1. Draw a 7-inch (18 cm) square on a piece of parchment paper with a pencil. Flip the parchment over so that the butter won’t come in contact with the pencil marks. Place the butter in the center of the square and spread it evenly with an offset spatula to fill the square. Refrigerate overnight.
One Day Before
1. Remove the butter from the refrigerator. It should still be soft enough to bend slightly without cracking. If it is still too firm, lightly beat it with a rolling pin on a lightly floured work surface until it becomes pliable. Make sure to press the butter back to its original 7-inch (18 cm) square after working it.
2. Remove the dough from the refrigerator, making sure it is very cold throughout. Place the dough on a floured work surface. Using the rolling pin, roll out the dough to a 10-inch (25.5 cm) square about 1 inch (2.5 cm) thick. Arrange the butter block in the center of the dough so it looks like a diamond in the center of the square (rotated 45 degrees, with the corners of the butter block facing the center of the dough sides). Pull the corners of the dough up and over to the center of the butter block. Pinch the seams of dough together to seal the butter inside. You should have a square slightly larger than the butter block.
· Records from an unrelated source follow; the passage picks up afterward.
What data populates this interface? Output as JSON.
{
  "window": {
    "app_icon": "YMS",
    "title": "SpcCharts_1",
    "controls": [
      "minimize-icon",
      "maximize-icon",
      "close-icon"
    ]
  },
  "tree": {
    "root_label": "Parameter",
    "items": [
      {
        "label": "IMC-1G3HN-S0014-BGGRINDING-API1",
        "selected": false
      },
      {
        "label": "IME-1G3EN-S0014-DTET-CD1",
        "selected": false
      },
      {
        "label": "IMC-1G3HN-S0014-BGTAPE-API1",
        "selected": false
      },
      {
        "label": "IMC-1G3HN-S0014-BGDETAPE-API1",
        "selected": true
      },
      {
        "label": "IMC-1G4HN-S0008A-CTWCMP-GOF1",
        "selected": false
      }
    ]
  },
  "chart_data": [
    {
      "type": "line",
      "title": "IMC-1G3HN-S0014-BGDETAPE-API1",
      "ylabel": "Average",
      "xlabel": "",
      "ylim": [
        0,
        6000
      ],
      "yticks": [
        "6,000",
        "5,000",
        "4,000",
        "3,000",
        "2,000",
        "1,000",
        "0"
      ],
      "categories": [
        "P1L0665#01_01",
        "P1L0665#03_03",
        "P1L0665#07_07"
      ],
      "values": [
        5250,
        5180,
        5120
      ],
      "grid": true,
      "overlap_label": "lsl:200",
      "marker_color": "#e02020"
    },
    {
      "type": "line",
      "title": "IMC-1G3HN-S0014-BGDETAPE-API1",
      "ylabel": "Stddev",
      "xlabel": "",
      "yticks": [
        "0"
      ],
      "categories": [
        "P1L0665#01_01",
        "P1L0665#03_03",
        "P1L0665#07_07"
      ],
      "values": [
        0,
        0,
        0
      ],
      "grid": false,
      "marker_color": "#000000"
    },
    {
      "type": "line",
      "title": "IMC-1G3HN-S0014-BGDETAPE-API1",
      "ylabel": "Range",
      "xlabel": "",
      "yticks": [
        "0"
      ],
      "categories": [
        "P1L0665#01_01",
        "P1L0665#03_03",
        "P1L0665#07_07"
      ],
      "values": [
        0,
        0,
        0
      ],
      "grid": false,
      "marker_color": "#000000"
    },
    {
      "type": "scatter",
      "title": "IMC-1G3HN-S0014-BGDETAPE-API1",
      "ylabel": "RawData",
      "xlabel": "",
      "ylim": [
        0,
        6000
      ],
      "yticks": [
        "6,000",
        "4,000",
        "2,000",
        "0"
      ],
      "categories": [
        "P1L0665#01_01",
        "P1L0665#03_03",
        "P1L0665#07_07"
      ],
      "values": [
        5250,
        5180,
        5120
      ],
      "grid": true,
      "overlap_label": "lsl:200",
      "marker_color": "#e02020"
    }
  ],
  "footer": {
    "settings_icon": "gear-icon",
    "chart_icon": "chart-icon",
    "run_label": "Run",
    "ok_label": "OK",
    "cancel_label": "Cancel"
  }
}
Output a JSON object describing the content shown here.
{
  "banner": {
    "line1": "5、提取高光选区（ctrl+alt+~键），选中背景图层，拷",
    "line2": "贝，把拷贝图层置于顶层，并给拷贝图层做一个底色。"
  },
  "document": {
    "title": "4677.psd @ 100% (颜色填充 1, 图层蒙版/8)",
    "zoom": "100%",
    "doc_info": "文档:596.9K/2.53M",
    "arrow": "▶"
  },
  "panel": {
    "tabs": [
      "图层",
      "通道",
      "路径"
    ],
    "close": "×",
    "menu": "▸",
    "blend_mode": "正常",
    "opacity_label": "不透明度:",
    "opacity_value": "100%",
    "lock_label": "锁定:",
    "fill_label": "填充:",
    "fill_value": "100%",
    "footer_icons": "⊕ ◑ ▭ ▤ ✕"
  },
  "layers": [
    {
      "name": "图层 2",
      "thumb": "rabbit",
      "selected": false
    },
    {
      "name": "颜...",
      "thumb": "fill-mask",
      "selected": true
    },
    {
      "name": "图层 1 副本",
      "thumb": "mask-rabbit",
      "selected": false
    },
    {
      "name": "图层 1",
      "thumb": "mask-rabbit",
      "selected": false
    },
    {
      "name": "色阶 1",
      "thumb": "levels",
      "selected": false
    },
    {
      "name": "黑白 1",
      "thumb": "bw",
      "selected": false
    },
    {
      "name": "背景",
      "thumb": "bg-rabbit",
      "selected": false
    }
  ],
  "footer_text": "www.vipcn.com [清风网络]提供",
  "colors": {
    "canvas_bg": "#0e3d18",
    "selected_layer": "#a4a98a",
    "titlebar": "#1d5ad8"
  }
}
3. Very lightly dust the work surface with flour to ensure the dough doesn’t stick. With a rolling pin, using steady, even pressure, roll out the dough from the center. When finished, you should have a 20-inch (50 cm) square about 1/4-inch (6 mm) thick. (This is not the typical lamination technique and is unique to this recipe. When rolling out dough, you want to use as little flour as possible. The more flour you incorporate into the dough, the tougher it will be to roll out, and when you fry the cronut pastries they will flake apart.)
4. Fold the dough in half horizontally, making sure to line up the edges so you are left with a rectangle. Then fold the dough vertically. You should have a 10-inch (25.5 cm) square of dough with 4 layers. Wrap tightly in plastic wrap and refrigerate for 1 hour.
5. Repeat steps 3 and 4. Cover tightly with plastic wrap and refrigerate overnight.
The Day Of
1. On a lightly floured work surface, roll out the dough to a 15-inch (40 cm) square about 1/2-inch (1.3 cm) thick. Transfer the dough to a half sheet pan, cover with plastic wrap, and refrigerate for 1 hour to relax.
2. Using a 3 1/2-inch (9 cm) ring cutter, cut 12 rounds. Cut out the center of each round with a 1-inch (2.5 cm) ring cutter to create the doughnut shape.
3. Line a sheet pan with parchment paper and lightly dust the parchment with flour. Place the cronut pastries on the pan, spacing them about 3 inches (8 cm) apart. Lightly spray a piece of plastic wrap with nonstick spray and lay it on top of the pastries. Proof in a warm spot until tripled in size, about 2 hours. (It’s best to proof cronut pastries in a warm, humid place. But if the proofing area is too warm, the butter will melt, so do not place the pastries on top of the oven or near another direct source of heat.
1. Heat the grapeseed oil in a large pot until it reaches 350 degrees F (175 degrees C). Use a deep-frying thermometer to verify that the oil is at the right temperature. (The temperature of the oil is very important to the frying process. If it is too low, the pastries will be greasy; too high, the inside will be undercooked while the outside is burnt.) Line a platter with several layers of paper towels for draining the pastries.
2. Gently place 3 or 4 of them at a time into the hot oil. Fry for about 90 seconds on each side, flipping once, until golden brown. Remove from the oil with a slotted spoon and drain on the paper towels.
3. Check that the oil is at the right temperature. If not, let it heat up again before frying the next batch. Continue until all of them are fried.
4. Let cool completely before filling or glazing.